Guest Commentary: Teaching Communication

There are many sources for information on communication, careers, getting over your fears, getting your message through, being open to the messages in our lives and world, filtering fact from fiction, understanding the world around you and understanding how to prosper in, be healthy despite, and a contributing part of the world we live in. A large amount of information is out there. From time to time I will share guest commentary, links to other sites and suggestions on places to go to find additional inforamation. 

There is no reason to not do well in any Communication course or project. If you do not understand something there are many places to seek out explanation, information and clarification.

The article below is the first by  Adrienne Carlson, whose contact information and credentials can be found at links below.

Additional Teaching Options in Communication
There’s no doubting the fact that good communication skills are essential for success in any aspect of life; we may be smart and intelligent, but unless we’re able to show people our abilities, they are in vain. Communication is not just limited to the oral version; it can take on many forms from body language to sign language. Some people are able to transcend the limitations imposed by language and communicate effectively using their eyes and hands alone while others struggle when they don’t speak or understand the local lingo. Any way you look at it, being able to communicate effectively and according to the situation is important.
If you’re a good communicator, you would probably do well as an educator in this subject too, and if you’re interested in exploring teaching opportunities, here are a few options you could try:
·      Teaching in schools and colleges: Most schools and colleges have separate courses that teach communication skills. Some combine it with their English lessons, but this is really not the most effective way to teach communication because to be able to communicate well, you need to cross language barriers. Teaching communication skills is all about getting your students to understand the verbal and non verbal aspects of communication, and being able to get their message across without being ambiguous or vague. Good communication teachers are able to work with students individually and help them overcome their weaknesses and play to their strengths. 

·      Instructing at academies: Some people prefer to set up their own communication skills academies and are involved in conducting lectures and workshops across the country. They work with a select set of students for a while before moving on to the next batch. They have standard procedures and routines that they follow and are usually available on a consultancy basis. You could explore this avenue once you have gained a few years of experience teaching communication skills at a school or college.

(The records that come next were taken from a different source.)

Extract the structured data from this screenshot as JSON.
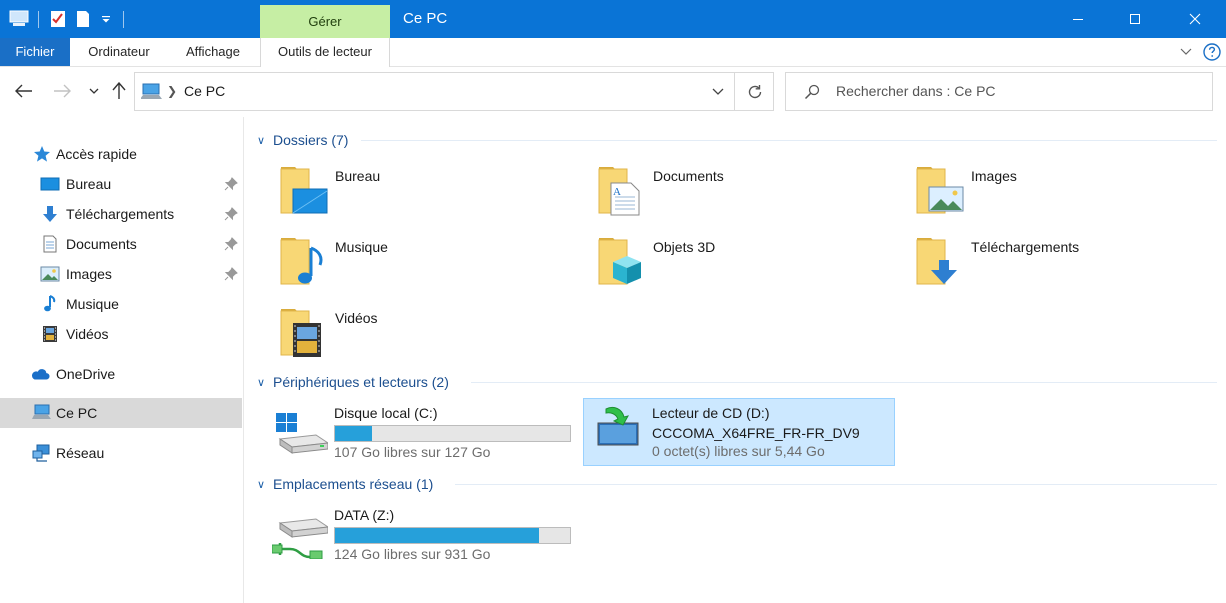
{
  "titlebar": {
    "context_group": "Gérer",
    "title": "Ce PC",
    "accent": "#0a74d6"
  },
  "ribbon": {
    "tabs": [
      "Fichier",
      "Ordinateur",
      "Affichage",
      "Outils de lecteur"
    ]
  },
  "address": {
    "path": "Ce PC",
    "search_placeholder": "Rechercher dans : Ce PC"
  },
  "sidebar": {
    "items": [
      {
        "label": "Accès rapide",
        "icon": "star-icon"
      },
      {
        "label": "Bureau",
        "icon": "desktop-icon",
        "pinned": true
      },
      {
        "label": "Téléchargements",
        "icon": "download-arrow-icon",
        "pinned": true
      },
      {
        "label": "Documents",
        "icon": "document-icon",
        "pinned": true
      },
      {
        "label": "Images",
        "icon": "picture-icon",
        "pinned": true
      },
      {
        "label": "Musique",
        "icon": "music-note-icon"
      },
      {
        "label": "Vidéos",
        "icon": "film-icon"
      },
      {
        "label": "OneDrive",
        "icon": "cloud-icon"
      },
      {
        "label": "Ce PC",
        "icon": "computer-icon",
        "selected": true
      },
      {
        "label": "Réseau",
        "icon": "network-icon"
      }
    ]
  },
  "groups": {
    "folders": "Dossiers (7)",
    "devices": "Périphériques et lecteurs (2)",
    "network": "Emplacements réseau (1)"
  },
  "folders": [
    {
      "label": "Bureau",
      "icon": "desktop-folder-icon"
    },
    {
      "label": "Documents",
      "icon": "documents-folder-icon"
    },
    {
      "label": "Images",
      "icon": "pictures-folder-icon"
    },
    {
      "label": "Musique",
      "icon": "music-folder-icon"
    },
    {
      "label": "Objets 3D",
      "icon": "3d-objects-folder-icon"
    },
    {
      "label": "Téléchargements",
      "icon": "downloads-folder-icon"
    },
    {
      "label": "Vidéos",
      "icon": "videos-folder-icon"
    }
  ],
  "drives": [
    {
      "name": "Disque local (C:)",
      "free": "107 Go libres sur 127 Go",
      "used_fraction": 0.157,
      "icon": "windows-drive-icon"
    },
    {
      "name": "Lecteur de CD (D:)",
      "label": "CCCOMA_X64FRE_FR-FR_DV9",
      "free": "0 octet(s) libres sur 5,44 Go",
      "icon": "cd-drive-icon",
      "selected": true
    }
  ],
  "network_drives": [
    {
      "name": "DATA (Z:)",
      "free": "124 Go libres sur 931 Go",
      "used_fraction": 0.867,
      "icon": "network-drive-icon"
    }
  ],
  "colors": {
    "usage_bar": "#26a0da",
    "selection": "#cce8ff"
  }
}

·      Authoring self-help books: Once you become an expert in this line of work, you could sell your knowledge by writing self-help articles, e-books and books. You could set up your own blog and use your social networks to promote your articles and get more people to read them. Once you gain the reputation of being an expert, it’s easy to promote and sell your books and e-books.
To be a good communications teacher, you must first know how to sell your skills to others.
This guest article was written by Adrienne Carlson, who regularly writes on the topic of accelerated online degree . Adrienne welcomes your comments and questions at her email address: